These dissenters were entirely right about the war, and nothing that has happened since then has weakened their case. The United States got several hundred thousand people killed to install a regime that may eventually prove to be as oppressive as Saddam Hussein’s, is closely allied to the Iranian government, and has proven as likely to give oil contracts to Chinese firms as to American firms. And oh yes, Iraq didn’t have “WMDs” after all—a ridiculous acronym that the administration and its supporters used to equate the possession of chemical or biological weapons with the possession of nuclear weapons.
The people who had the most familiarity with the Middle East and with the perils of war were dead set against the invasion. That includes not only the CIA analysts and the military professors, but also the State Department’s Bureau of Intelligence and Research, which rejected the administration’s claims that Iraq was about to acquire nuclear weapons. But they were not in a position to make their voices heard. The CIA analysts were reduced to creating this half-cocked scheme for getting a report on the far-flung future to the White House, which they hoped someone would read. The military dissenters, as we know, were silenced by Secretary of Defense Donald Rumsfeld and his deputy Paul Wolfowitz. And the State Department was ignored by the White House.
Finally, Glen Greenwald, another lonely man who stood up against the insanity all around him (then, and now for that matter), eviscerates David “Axis of Evil” Frum and his half-hearted rationalizations (and mind boggling solipsism) in a piece appropriately entitled “David Frum, the Iraq War and Oil” (guess what it’s about?). Check it out here to find out the worst-kept secret of the last decade, one way too many people saw through before the boots ever hit the ground.
There are countless other examples of people having their reputations viciously maligned for suggesting that oil was a significant factor in the US and its allies wanting to invade Iraq.
In order to minimize the role he played in helping bring about this war, Frum writes:
“People often ask me whether I have regrets. It seems absurdly presumptuous to answer the question. I could have set myself on fire in protest on the White House lawn and the war would have proceeded without me.”
As Jonathan Schwarz replied: “Yeah, there’s no way that somebody like Frum could have changed anything if he’d revealed Cheney’s deep interest in Iraqi oil. Poor David was utterly powerless.” At exactly the time that virtually all of official Washington was mocking and scorning anyone who suggested that oil was a significant factor in Washington’s designs on Iraq, Cheney and Chalabi were spending “long hours” together, “contemplating the possibilities of a Western-oriented Iraq” as “an additional source of oil, an alternative to US dependency on an unstable-looking Saudi Arabia”.

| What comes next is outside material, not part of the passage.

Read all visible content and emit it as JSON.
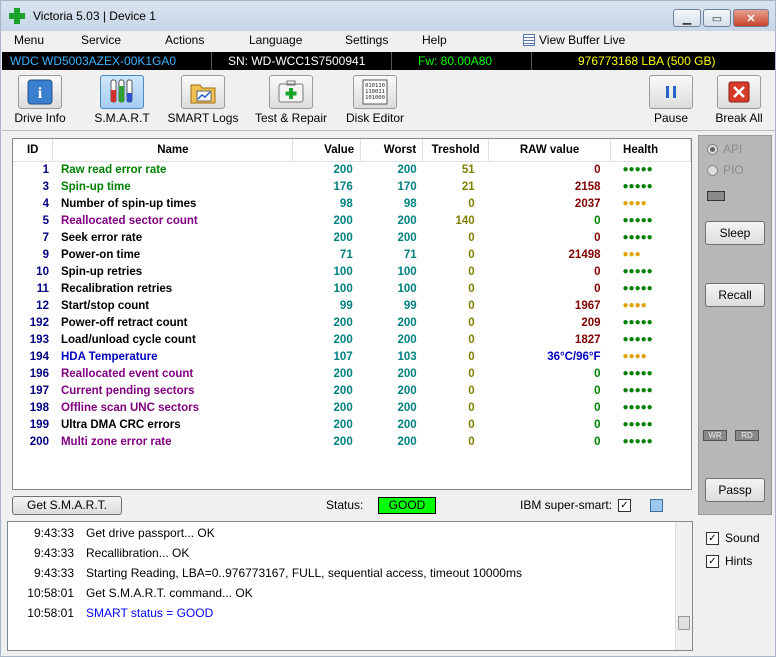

These people with buckets of blood on their hands and around their ankles have been saying all kinds of stuff this week (so much of it predictably self-serving), but there are two words they all should be repeating, every day for the rest of their lives: I’m sorry.